So I am not a movie critic and neither am I qualified to comment on the stalwarts of the film industry but I do enjoy the cinema a lot. Besides entertainment, I love it because it is a reflection of our society and gives me the freedom to experience numerous lives that I would not be able to live in just this one lifetime.
So with that angle and of course because Ranveer Singh had made so much noise about ‘apna time aayega’ I had to go watch Gully boy. Yes, it is a great movie about a small-time college student, Murad, who loves to rap and how he silently overcomes the many hardships of his life.
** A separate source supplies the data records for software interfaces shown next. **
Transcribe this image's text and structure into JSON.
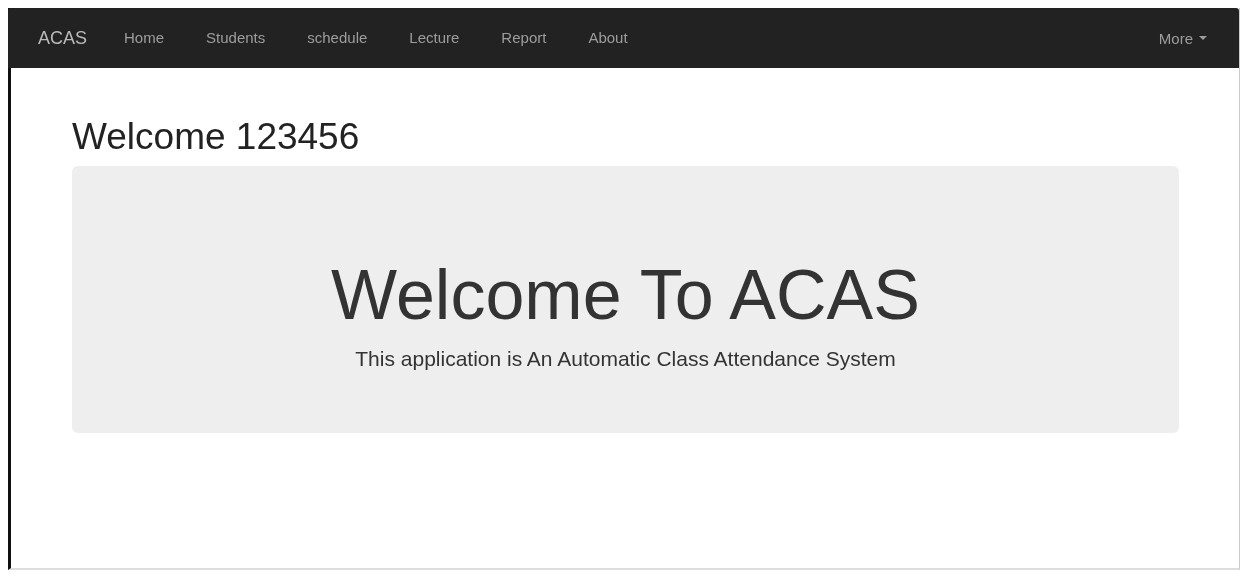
{
  "navbar": {
    "brand": "ACAS",
    "items": [
      {
        "label": "Home",
        "selected": false
      },
      {
        "label": "Students",
        "selected": false
      },
      {
        "label": "schedule",
        "selected": false
      },
      {
        "label": "Lecture",
        "selected": false
      },
      {
        "label": "Report",
        "selected": false
      },
      {
        "label": "About",
        "selected": false
      }
    ],
    "dropdown": {
      "label": "More"
    }
  },
  "greeting": "Welcome 123456",
  "jumbotron": {
    "heading": "Welcome To ACAS",
    "text": "This application is An Automatic Class Attendance System"
  }
}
However, there was a particular scene that got me, the MasterNi thinking. Murad is being properly rebuked by his Mamu for being on stage and singing rap and thereby bringing a bad name to the family! To cool down the situation the mami intervenes with dinner and stealthily suggests to Murad – if you must sing, why don’t you sing ghazals, your mamu will like it better.
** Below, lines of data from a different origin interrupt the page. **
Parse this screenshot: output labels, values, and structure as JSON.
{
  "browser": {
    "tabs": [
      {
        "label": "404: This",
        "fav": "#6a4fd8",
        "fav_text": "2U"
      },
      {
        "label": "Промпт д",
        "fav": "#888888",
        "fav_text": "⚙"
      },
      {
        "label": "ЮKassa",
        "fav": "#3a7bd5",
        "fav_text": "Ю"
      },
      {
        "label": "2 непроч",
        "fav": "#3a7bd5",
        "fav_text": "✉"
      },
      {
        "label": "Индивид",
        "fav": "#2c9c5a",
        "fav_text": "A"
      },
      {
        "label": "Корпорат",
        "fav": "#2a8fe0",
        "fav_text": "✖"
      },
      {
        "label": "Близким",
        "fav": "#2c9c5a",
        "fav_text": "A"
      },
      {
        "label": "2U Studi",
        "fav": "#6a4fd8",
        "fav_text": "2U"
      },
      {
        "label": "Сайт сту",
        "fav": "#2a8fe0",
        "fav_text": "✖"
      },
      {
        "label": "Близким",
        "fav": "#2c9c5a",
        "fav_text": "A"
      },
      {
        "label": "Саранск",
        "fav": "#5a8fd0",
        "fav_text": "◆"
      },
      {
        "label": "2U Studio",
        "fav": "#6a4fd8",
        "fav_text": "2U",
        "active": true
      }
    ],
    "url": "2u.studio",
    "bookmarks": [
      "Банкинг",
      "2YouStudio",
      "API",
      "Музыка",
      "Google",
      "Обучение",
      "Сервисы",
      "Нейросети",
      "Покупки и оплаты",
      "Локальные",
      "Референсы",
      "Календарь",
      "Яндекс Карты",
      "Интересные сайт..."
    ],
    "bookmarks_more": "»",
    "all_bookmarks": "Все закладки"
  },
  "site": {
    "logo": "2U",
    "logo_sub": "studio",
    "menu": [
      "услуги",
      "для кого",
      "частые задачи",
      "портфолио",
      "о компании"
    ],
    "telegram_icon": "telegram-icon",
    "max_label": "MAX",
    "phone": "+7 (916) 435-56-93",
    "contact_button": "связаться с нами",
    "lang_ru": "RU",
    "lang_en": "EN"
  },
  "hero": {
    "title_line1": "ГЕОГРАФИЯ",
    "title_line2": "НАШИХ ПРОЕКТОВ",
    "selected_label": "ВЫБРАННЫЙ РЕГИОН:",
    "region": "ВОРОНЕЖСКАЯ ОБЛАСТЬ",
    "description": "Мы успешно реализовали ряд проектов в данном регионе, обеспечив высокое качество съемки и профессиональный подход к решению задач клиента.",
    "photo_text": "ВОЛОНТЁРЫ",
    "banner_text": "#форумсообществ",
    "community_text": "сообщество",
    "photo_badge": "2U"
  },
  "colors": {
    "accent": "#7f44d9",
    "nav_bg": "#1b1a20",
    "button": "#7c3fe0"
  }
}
Now, most people would have missed this simple line but to me, it became a sore that robbed me of my sleep because it showed the deep stigmas we hold towards all things new.
I am not debating whether ghazals are better or worse than rap or hip-hop. But it hurts me when we as adults impose our choices and revel in it when our children comply but go berserk if they dare to think differently.
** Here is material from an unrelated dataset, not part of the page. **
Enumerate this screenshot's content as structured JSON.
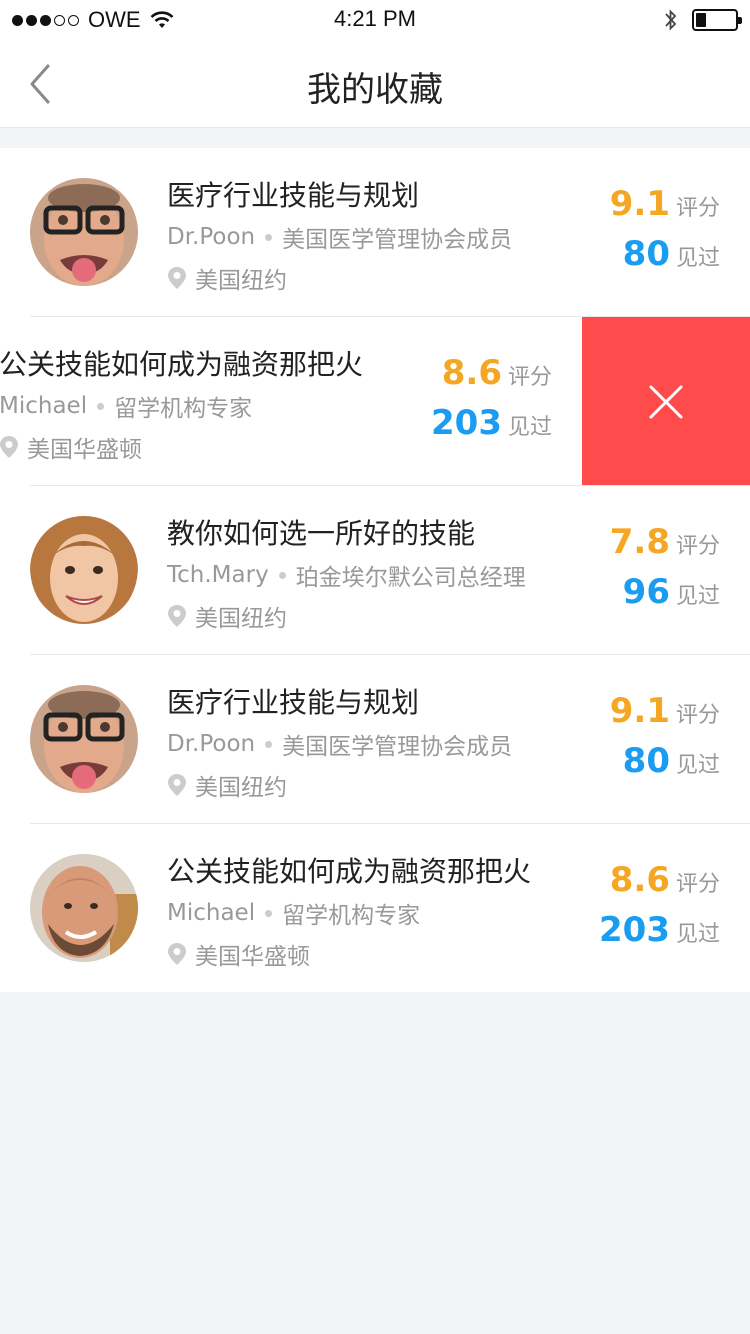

Why should Murad sing ghazals? To please the mamu? Or the society or so that the father who has a new bride as young a Murad can feel better?
What is it with our love for known and sheer derision for all concepts foreign except foreign goods. Educated parents believe that they support their children in their choices. But I have seen so many of them covertly brainwashing their children into believing that the adult’s worldview is better.
Such covert operations are even more dangerous because they rob the child of any original thinking. In cases like Murad’s at least Murad was left alone until he found his love for rap and made a video that reached an audience. In a relatively well-off educated family, this love for rapping would have been discovered well before and the parents would have very delicately weaned the child off music to engineering because that would ensure a better future. No, it is not better to be born to uncaring parents but it is better to be able to make our own choices.
And as schools too, we need to shed our cloaks of righteousness and go where our students are. If they are rapping and you are singing shlokas or reading a kalima there are millennia of difference amongst you and trust me the students won’t listen to your preaching.
They will listen to it if you change the tone and open your ears. If you listen to their rap songs, they too will listen to your prayers. Its a partnership with today’s generation. Gone are the days of police-like discipline and obedience. It does not work. The sooner we realize it, the better it is.
So, have you experienced this imposition or lack of choice? Have you been Murad or the mami? Have you as a school experienced synergy or issues of discipline with your students? If you have please do share your views with us!